----- The input -----
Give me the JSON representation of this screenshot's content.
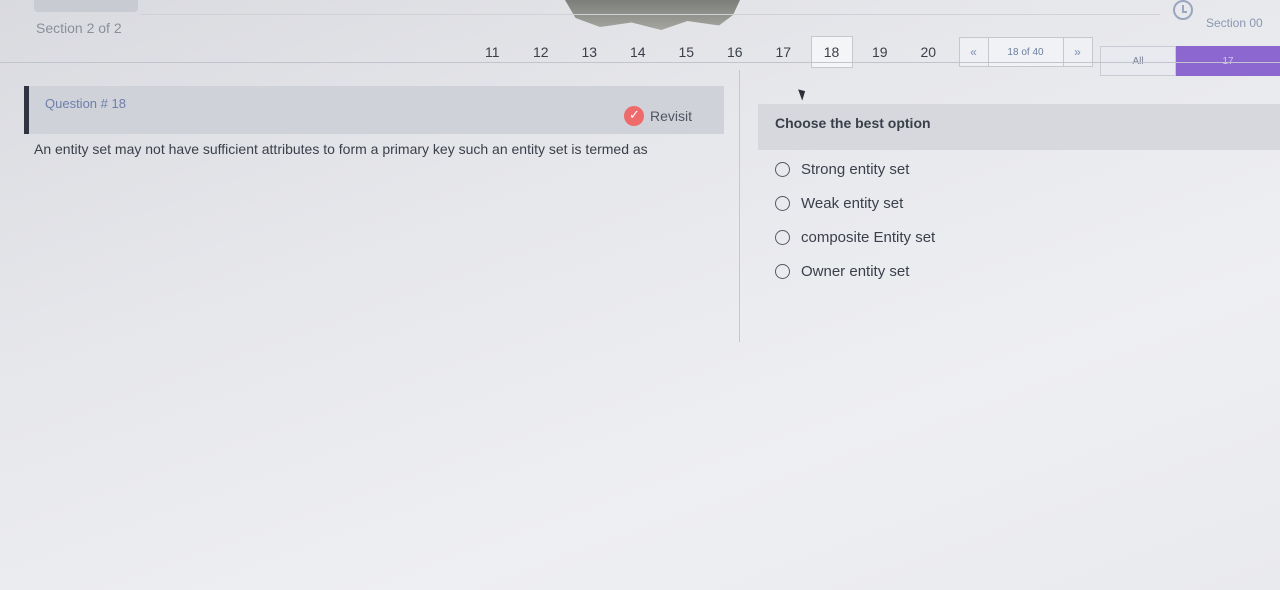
{
  "header": {
    "section_label": "Section 2 of 2",
    "section_right": "Section 00"
  },
  "pager": {
    "pages": [
      "11",
      "12",
      "13",
      "14",
      "15",
      "16",
      "17",
      "18",
      "19",
      "20"
    ],
    "active": "18",
    "prev_label": "«",
    "next_label": "»",
    "count_label": "18 of 40"
  },
  "filter": {
    "all_label": "All",
    "count_badge": "17"
  },
  "question": {
    "title": "Question # 18",
    "revisit_label": "Revisit",
    "text": "An entity set may not have sufficient attributes to form a primary key such an entity set is termed as"
  },
  "answers": {
    "prompt": "Choose the best option",
    "options": [
      "Strong entity set",
      "Weak entity set",
      "composite Entity set",
      "Owner entity set"
    ]
  },
  "icons": {
    "clock": "clock-icon",
    "revisit": "revisit-check-icon",
    "cursor": "mouse-pointer-icon"
  },
  "colors": {
    "accent_purple": "#8b67cf",
    "revisit_red": "#ef6a6a",
    "question_bar": "#2f3440"
  }
}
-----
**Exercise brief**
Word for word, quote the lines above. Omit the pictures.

**Problem solution**
Give me the JSON representation of this screenshot's content.
{
  "header": {
    "section_label": "Section 2 of 2",
    "section_right": "Section 00"
  },
  "pager": {
    "pages": [
      "11",
      "12",
      "13",
      "14",
      "15",
      "16",
      "17",
      "18",
      "19",
      "20"
    ],
    "active": "18",
    "prev_label": "«",
    "next_label": "»",
    "count_label": "18 of 40"
  },
  "filter": {
    "all_label": "All",
    "count_badge": "17"
  },
  "question": {
    "title": "Question # 18",
    "revisit_label": "Revisit",
    "text": "An entity set may not have sufficient attributes to form a primary key such an entity set is termed as"
  },
  "answers": {
    "prompt": "Choose the best option",
    "options": [
      "Strong entity set",
      "Weak entity set",
      "composite Entity set",
      "Owner entity set"
    ]
  },
  "icons": {
    "clock": "clock-icon",
    "revisit": "revisit-check-icon",
    "cursor": "mouse-pointer-icon"
  },
  "colors": {
    "accent_purple": "#8b67cf",
    "revisit_red": "#ef6a6a",
    "question_bar": "#2f3440"
  }
}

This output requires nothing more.